Rulli argue that citizens have
a duty to buy health insurance based on the moral duty individuals have to reduce certain burdens they pose on others. Because physicians and hospitals have a duty to rescue the uninsured by providing acute and emergency care, individuals have a corresponding duty to purchase insurance to cover the costs of this care. Requiring individuals to meet this obligation is consistent with respect for individual liberty...
Someone might imagine that they can opt out of insurance with the promise not to seek care they cannot afford, should they need it in the future. But emergency room personnel will treat you regardless, because they are not bound by your promise and they are bound by their duty to care for you. Emergency and acute care services have, then, the non-excludeable property of a public good, in that you cannot limit the use of these services to those who pay for them. If this analogy is correct, the obligation to purchase insurance is like a tax to support lighthouses, the military, or the police (now why does that argument seem familiar?).
I'll accept that there is such a duty, but I'm not happy with some details of the argument. First, is it so clear that most providers accept a duty to provide acute care, or is this in practice limited to emergency rooms? If it's really the latter, there are many acute conditions for which it is at the very least difficult to get care if you are uninsured and indigent.

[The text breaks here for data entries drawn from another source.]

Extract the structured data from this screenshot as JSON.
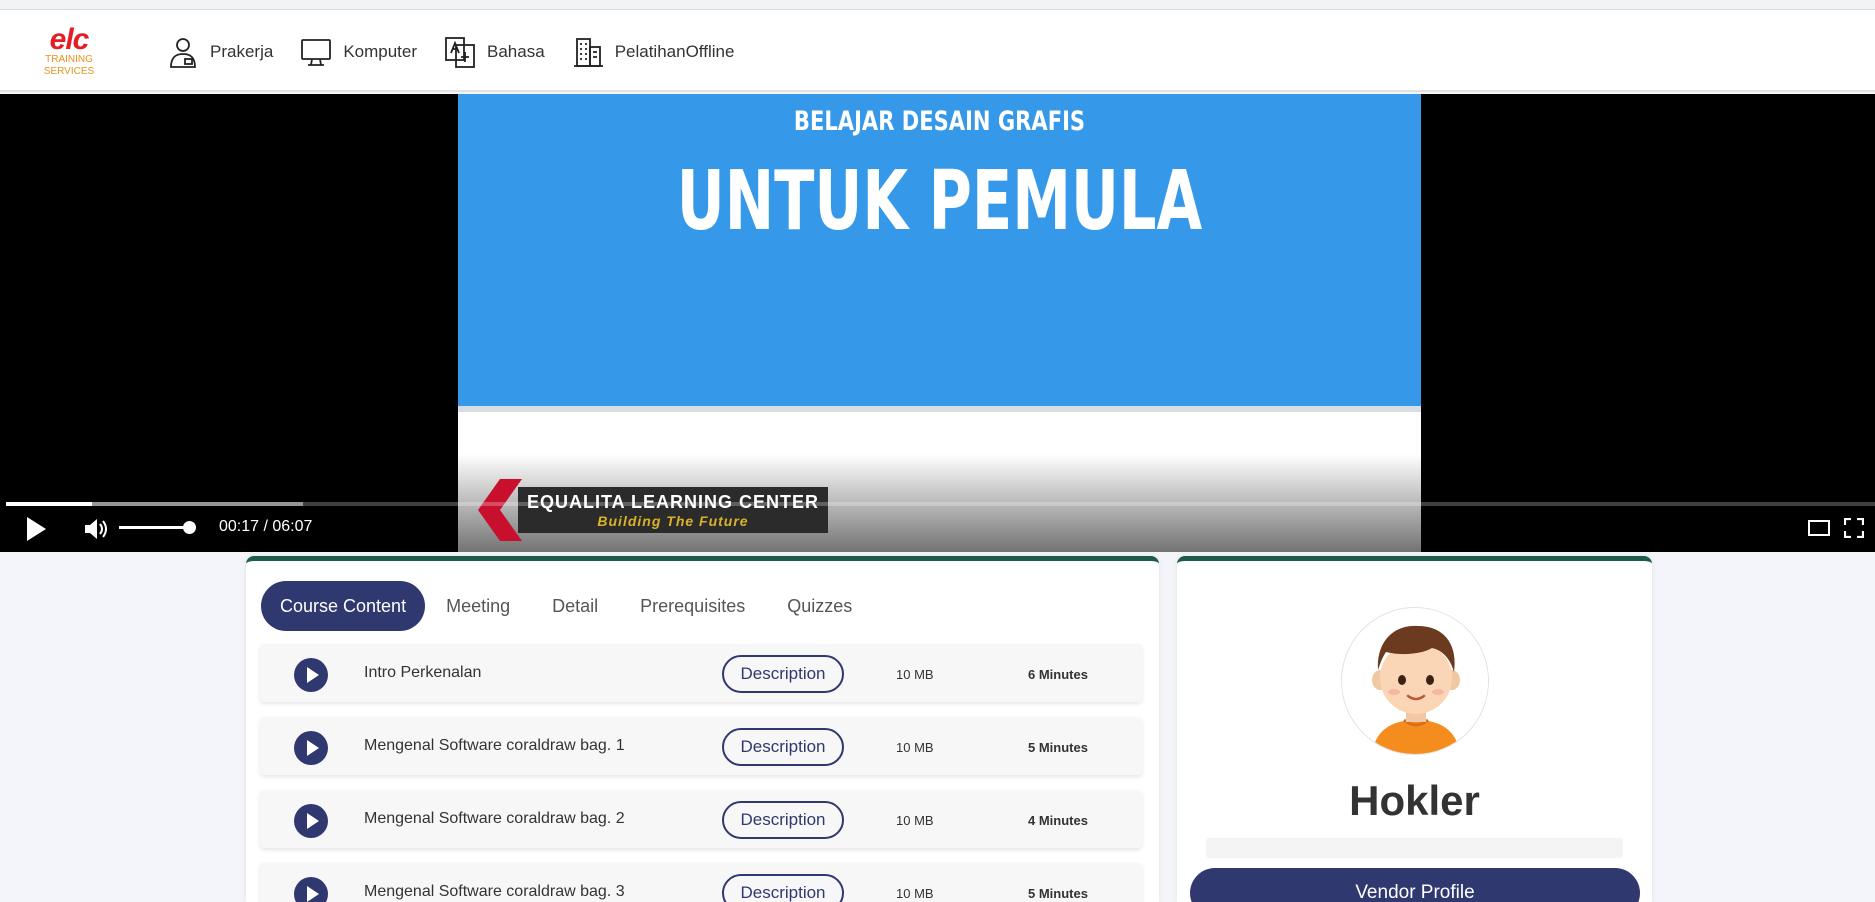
{
  "header": {
    "logo_text": "elc",
    "logo_sub_1": "TRAINING",
    "logo_sub_2": "SERVICES",
    "nav": [
      {
        "label": "Prakerja",
        "icon": "person-badge-icon"
      },
      {
        "label": "Komputer",
        "icon": "monitor-icon"
      },
      {
        "label": "Bahasa",
        "icon": "translate-icon"
      },
      {
        "label": "PelatihanOffline",
        "icon": "building-icon"
      }
    ]
  },
  "video": {
    "slide_subtitle": "BELAJAR DESAIN GRAFIS",
    "slide_title": "UNTUK PEMULA",
    "watermark_title": "EQUALITA LEARNING CENTER",
    "watermark_tagline": "Building The Future",
    "time_display": "00:17 / 06:07",
    "played_fraction": 0.046,
    "buffered_fraction": 0.159,
    "volume_fraction": 1.0
  },
  "course": {
    "tabs": [
      "Course Content",
      "Meeting",
      "Detail",
      "Prerequisites",
      "Quizzes"
    ],
    "active_tab": "Course Content",
    "description_label": "Description",
    "lessons": [
      {
        "title": "Intro Perkenalan",
        "size": "10 MB",
        "duration": "6 Minutes"
      },
      {
        "title": "Mengenal Software coraldraw bag. 1",
        "size": "10 MB",
        "duration": "5 Minutes"
      },
      {
        "title": "Mengenal Software coraldraw bag. 2",
        "size": "10 MB",
        "duration": "4 Minutes"
      },
      {
        "title": "Mengenal Software coraldraw bag. 3",
        "size": "10 MB",
        "duration": "5 Minutes"
      }
    ]
  },
  "vendor": {
    "name": "Hokler",
    "button_label": "Vendor Profile"
  },
  "colors": {
    "primary": "#303870",
    "card_accent": "#1d5c4b",
    "slide_blue": "#3698e8",
    "logo_red": "#e31e24",
    "logo_orange": "#e8931a"
  }
}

Second, the obligation may be "consistent with respect for individual liberty" but it is nevertheless an infringement of liberty. I think it is a reasonable infringement, and would argue that this reduction in my choice is compensated by the ways that access to health care expands my capabilities. But it is important to keep the books straight on infringements of liberty, and I think "consistent with respect" glosses over what is really going on.
Anyway, I agree that the basic structure of society imposes a duty on caregivers to rescue and therefore a duty on citizens to insure. However, providers now need to consider their "moral duty... to reduce certain burdens they pose on others." Specifically, they are suppliers of a service that their fellow citizens are forced to buy, and every instance of waste, inefficiency, and overtreatment is a burden providers impose on others by increasing the cost of insurance.
Physicians have a responsibility to practice effective and efficient health care and to use health care resources responsibly. Parsimonious care that utilizes the most efficient means to effectively diagnose a condition and treat a patient respects the need to use resources wisely and to help ensure that resources are equitably available. In making recommendations to patients, designing practice guidelines and formularies, and making decisions on medical benefits review boards, physicians' considered judgments should reflect the best available evidence in the biomedical literature, including data on the cost-effectiveness of different clinical approaches.
This statement was controversial. But a provider's practice does not affect only the patient in the room. Because rescue and insurance are built in to our society, that practice affects all of us.
(h/t Dr. Brad Flansbaum @brad_flansbau)